          “Political and economic connection between regulation and the protection of the super rich has been known for half a century. In 1963, the New Left historian Gabriel Kolko wrote a book about it: The Triumph of Conservatism. He showed how the regulatory apparatus of the federal government was promoted by the rich, who were supposed to be the targets of the regulation. But for 50 years, the Left has not figured out that this is the name of the game. Neither has the Right, except for a handful of free market economists and Rothbard libertarians.”

          “The free market’s system of profit and loss produces chaos, we are told. Government is needed to provide order, we are told. To bring order, stability, and fairness, there must be a government agent with a badge and a gun. He must point his gun at the supplier of a competitively priced service and say: “This is illegal. Don’t do this again.”

          “The idea that multiplying rules and statutes can protect consumers and investors is surely one of the great intellectual failures of the 20th century. Any static rule will be circumvented or manipulated to evade its application.”

          “I call the free market economy a predictable institutional result of society’s acceptance and enforcement of these principles, all of which are mandated in the Bible: the doctrine of linear time, the doctrine of ethical progress (progressive sanctification), private property, the rule of law, civil laws against theft, taxes below ten percent of income, men’s strict legal responsibility for their actions, the rejection of envy, wealth as a confirmation of the covenant, and men’s commitment to leaving an inheritance to their grandchildren.”

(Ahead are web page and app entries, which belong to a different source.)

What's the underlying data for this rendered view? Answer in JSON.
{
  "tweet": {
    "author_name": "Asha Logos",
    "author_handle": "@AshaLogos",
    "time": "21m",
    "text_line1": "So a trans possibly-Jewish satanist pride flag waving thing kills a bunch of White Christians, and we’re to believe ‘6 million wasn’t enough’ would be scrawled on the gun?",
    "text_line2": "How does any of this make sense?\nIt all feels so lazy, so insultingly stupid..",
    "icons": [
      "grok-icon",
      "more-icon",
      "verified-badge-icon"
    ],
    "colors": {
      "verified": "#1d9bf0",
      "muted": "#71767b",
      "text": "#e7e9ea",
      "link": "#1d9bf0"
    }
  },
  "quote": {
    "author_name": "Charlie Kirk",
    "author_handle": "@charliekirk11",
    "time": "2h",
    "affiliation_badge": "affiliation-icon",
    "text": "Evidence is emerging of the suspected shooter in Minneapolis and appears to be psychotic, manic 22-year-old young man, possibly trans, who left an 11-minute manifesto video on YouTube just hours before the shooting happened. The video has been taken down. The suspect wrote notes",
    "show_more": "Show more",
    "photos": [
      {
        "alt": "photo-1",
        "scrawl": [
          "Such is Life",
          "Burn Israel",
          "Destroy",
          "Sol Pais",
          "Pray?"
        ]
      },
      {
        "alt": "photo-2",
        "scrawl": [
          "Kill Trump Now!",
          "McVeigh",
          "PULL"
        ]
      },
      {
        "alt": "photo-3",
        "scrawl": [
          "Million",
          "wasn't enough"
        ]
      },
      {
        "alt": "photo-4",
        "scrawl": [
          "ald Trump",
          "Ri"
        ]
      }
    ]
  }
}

    • yerfej says:

      Funny how you equate state theft with capitalism, of course you’re simply attempting to support the idea of state intervention based on the old assumption that most people will work for the public good when the reality is the opposite. Just like you who is happy to work for cash when the opportunity arises the average person maximizes their OWN return. Latin America is full of corruption because they allow it to be out in the open and it is acceptable. In Canada it is simply a bunch of inefficient government people wandering around bleeding taxpayers dollars disguised as something of value.

  3. David Hall says:

    Puerto Rico is restructuring $35 billion in debt.

  4. WES says:

    Wonder if this is a too big to fail Brazilian Zombie company?

  5. 2banana says:

    Wait a second…

    We are allowed to do that?

    And not just bail them out?

    Or let them do the Jon Corzine “can’t jail me” dance?


    “an ongoing criminal investigation that resulted in the imprisonment of senior political and business figures”

  6. max says:

    small change comparing to banking problems all over the world.

    Deutsche Bank, with a market cap of under $14 billion looks to spin off $50+ billion in allegedly productive assets.


  7. Kasadour says:

    I would have liked to hear more details about the corruption.

Comments are closed.